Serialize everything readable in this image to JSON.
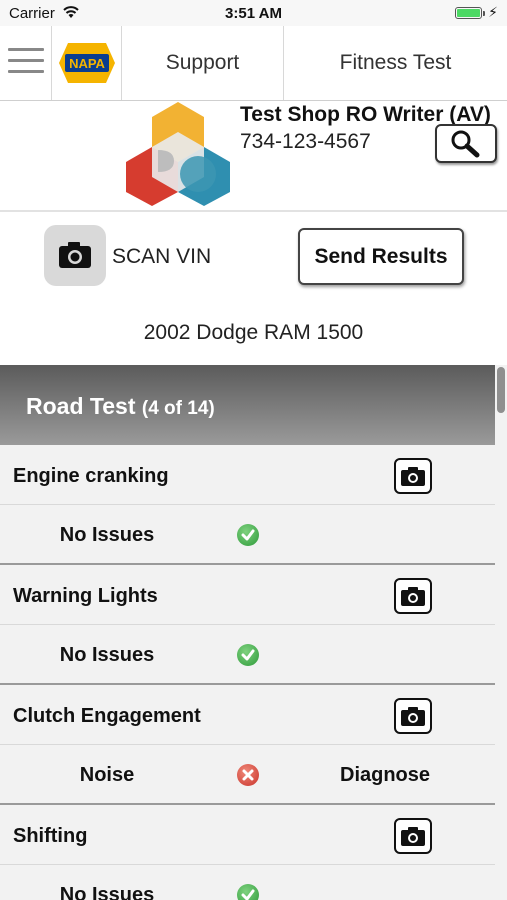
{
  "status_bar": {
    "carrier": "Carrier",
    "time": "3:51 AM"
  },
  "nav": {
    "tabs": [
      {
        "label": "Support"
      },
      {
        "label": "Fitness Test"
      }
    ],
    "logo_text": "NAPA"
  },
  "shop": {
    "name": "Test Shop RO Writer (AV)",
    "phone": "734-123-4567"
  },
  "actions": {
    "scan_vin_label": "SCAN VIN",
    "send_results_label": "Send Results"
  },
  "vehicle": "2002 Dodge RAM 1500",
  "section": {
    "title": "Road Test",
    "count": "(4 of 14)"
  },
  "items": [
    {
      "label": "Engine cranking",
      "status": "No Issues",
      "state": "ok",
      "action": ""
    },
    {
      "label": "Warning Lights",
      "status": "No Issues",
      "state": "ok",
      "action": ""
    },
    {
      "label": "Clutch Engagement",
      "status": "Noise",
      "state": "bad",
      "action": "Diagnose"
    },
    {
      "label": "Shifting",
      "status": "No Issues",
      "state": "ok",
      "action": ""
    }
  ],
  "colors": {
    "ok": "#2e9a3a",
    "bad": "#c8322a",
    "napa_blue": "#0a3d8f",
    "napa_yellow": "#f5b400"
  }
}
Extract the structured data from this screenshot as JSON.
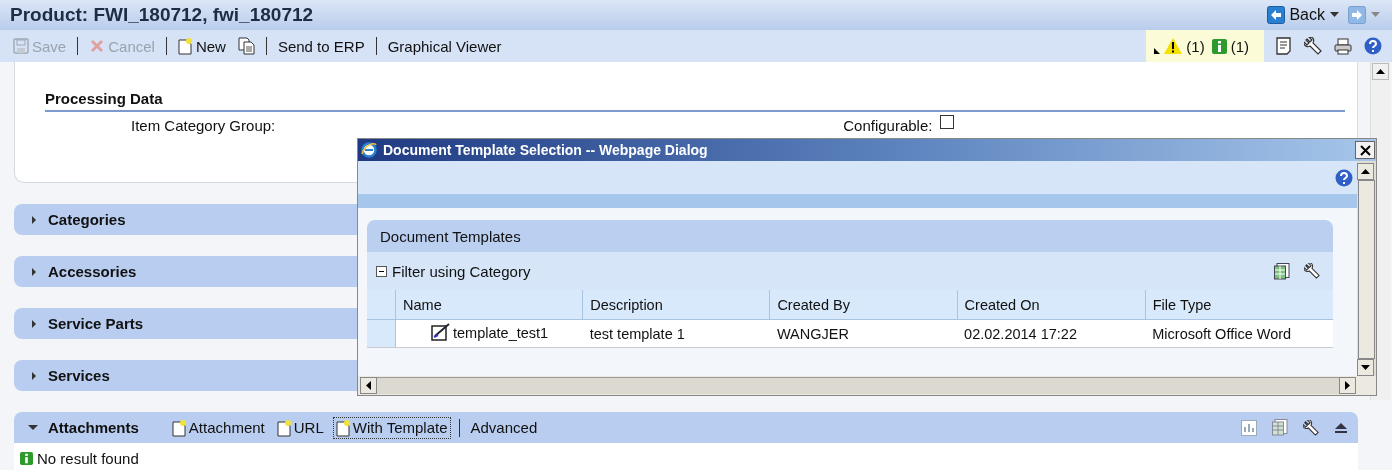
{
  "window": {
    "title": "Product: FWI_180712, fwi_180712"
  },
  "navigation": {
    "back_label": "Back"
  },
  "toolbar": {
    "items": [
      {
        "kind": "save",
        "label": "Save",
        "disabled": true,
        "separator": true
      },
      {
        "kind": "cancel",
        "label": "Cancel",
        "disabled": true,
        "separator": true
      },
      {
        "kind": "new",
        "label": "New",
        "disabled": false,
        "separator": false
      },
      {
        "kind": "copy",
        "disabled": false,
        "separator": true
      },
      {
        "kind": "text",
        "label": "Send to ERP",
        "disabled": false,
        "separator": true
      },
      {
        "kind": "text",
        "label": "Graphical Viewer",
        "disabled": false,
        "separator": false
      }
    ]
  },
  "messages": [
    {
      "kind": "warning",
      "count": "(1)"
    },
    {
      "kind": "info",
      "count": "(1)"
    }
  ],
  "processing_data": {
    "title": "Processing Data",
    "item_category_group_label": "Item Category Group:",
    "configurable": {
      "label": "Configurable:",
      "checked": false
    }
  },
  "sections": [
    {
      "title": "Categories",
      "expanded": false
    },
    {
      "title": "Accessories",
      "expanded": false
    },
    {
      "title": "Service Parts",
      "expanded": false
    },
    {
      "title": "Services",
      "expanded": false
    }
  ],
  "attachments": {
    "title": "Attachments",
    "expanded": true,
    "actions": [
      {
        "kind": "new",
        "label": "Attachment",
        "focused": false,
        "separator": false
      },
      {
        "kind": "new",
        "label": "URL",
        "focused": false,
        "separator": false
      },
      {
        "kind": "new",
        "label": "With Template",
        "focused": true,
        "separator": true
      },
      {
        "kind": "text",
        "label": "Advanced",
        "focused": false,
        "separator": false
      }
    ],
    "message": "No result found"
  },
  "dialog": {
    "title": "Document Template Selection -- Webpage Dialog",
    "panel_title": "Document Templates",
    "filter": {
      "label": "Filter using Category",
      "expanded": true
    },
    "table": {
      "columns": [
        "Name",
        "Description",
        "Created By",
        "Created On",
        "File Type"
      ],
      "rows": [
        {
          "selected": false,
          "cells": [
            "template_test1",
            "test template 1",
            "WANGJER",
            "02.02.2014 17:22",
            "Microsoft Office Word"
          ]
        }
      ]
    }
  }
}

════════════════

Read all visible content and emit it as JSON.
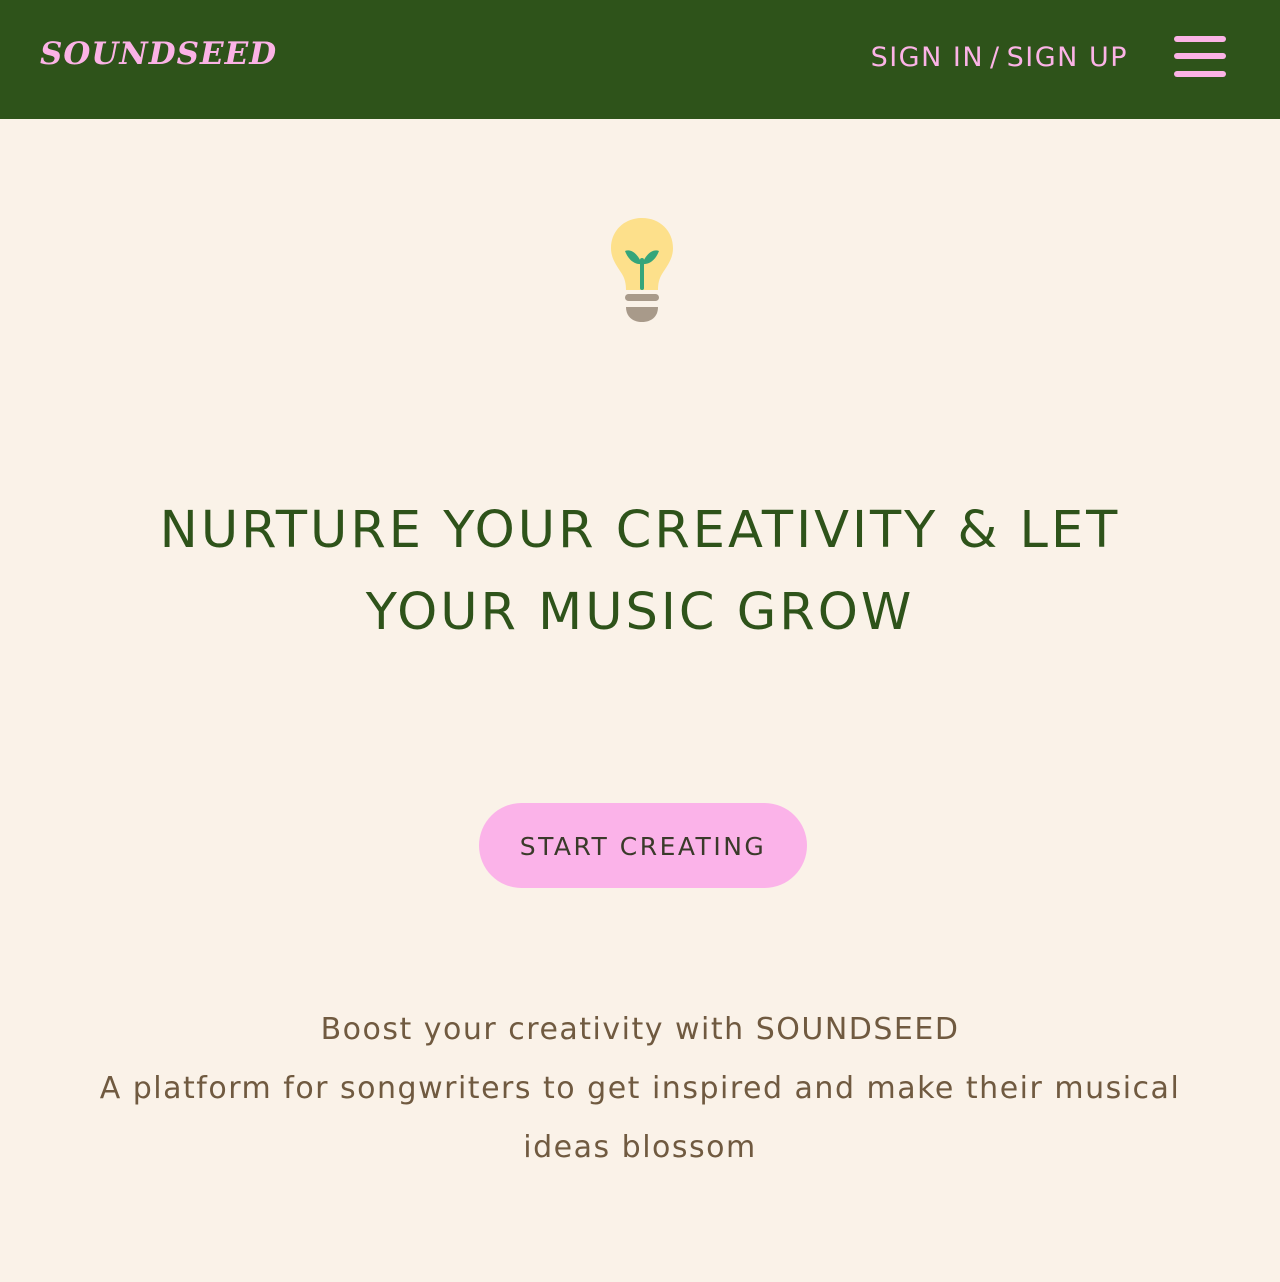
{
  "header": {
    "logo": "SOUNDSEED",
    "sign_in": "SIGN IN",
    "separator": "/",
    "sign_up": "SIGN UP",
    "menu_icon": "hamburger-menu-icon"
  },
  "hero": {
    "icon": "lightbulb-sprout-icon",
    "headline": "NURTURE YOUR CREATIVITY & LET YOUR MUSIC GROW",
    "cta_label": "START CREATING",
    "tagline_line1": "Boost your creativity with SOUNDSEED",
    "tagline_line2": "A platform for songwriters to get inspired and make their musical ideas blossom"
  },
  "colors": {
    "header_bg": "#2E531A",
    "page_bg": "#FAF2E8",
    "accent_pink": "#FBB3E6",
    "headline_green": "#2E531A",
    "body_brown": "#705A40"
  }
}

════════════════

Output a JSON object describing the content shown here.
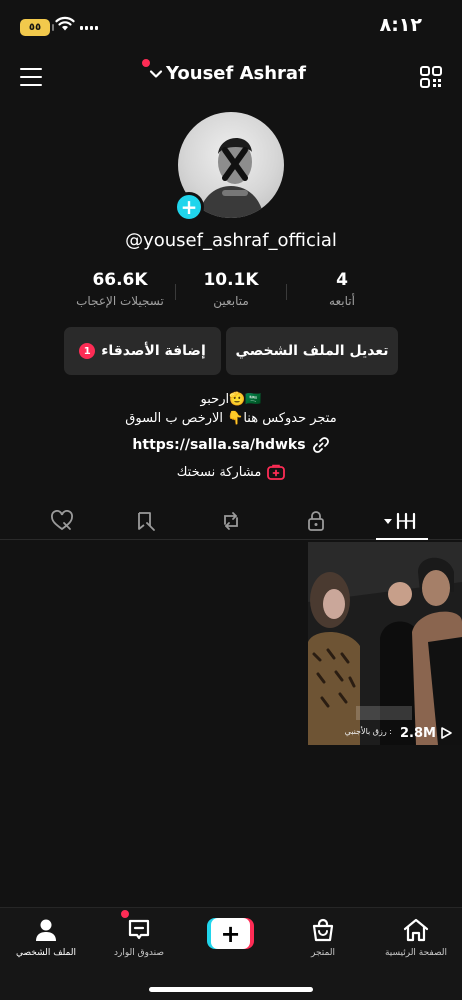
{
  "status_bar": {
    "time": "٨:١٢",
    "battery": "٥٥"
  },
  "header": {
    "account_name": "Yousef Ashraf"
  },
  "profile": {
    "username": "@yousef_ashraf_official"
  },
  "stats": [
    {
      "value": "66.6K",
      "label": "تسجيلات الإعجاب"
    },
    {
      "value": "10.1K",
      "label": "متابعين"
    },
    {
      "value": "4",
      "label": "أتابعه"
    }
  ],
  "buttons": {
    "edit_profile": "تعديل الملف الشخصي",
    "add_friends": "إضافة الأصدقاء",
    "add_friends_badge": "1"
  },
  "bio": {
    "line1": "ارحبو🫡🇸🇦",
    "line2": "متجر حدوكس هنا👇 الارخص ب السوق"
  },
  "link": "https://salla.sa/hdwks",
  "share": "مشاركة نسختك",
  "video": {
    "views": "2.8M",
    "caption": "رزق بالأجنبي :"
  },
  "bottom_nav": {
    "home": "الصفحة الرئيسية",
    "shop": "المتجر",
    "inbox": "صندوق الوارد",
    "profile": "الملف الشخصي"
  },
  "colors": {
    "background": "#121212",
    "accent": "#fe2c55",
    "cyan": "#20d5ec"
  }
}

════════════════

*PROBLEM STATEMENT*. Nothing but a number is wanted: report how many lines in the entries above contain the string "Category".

*FINISHED EXERCISE*. 2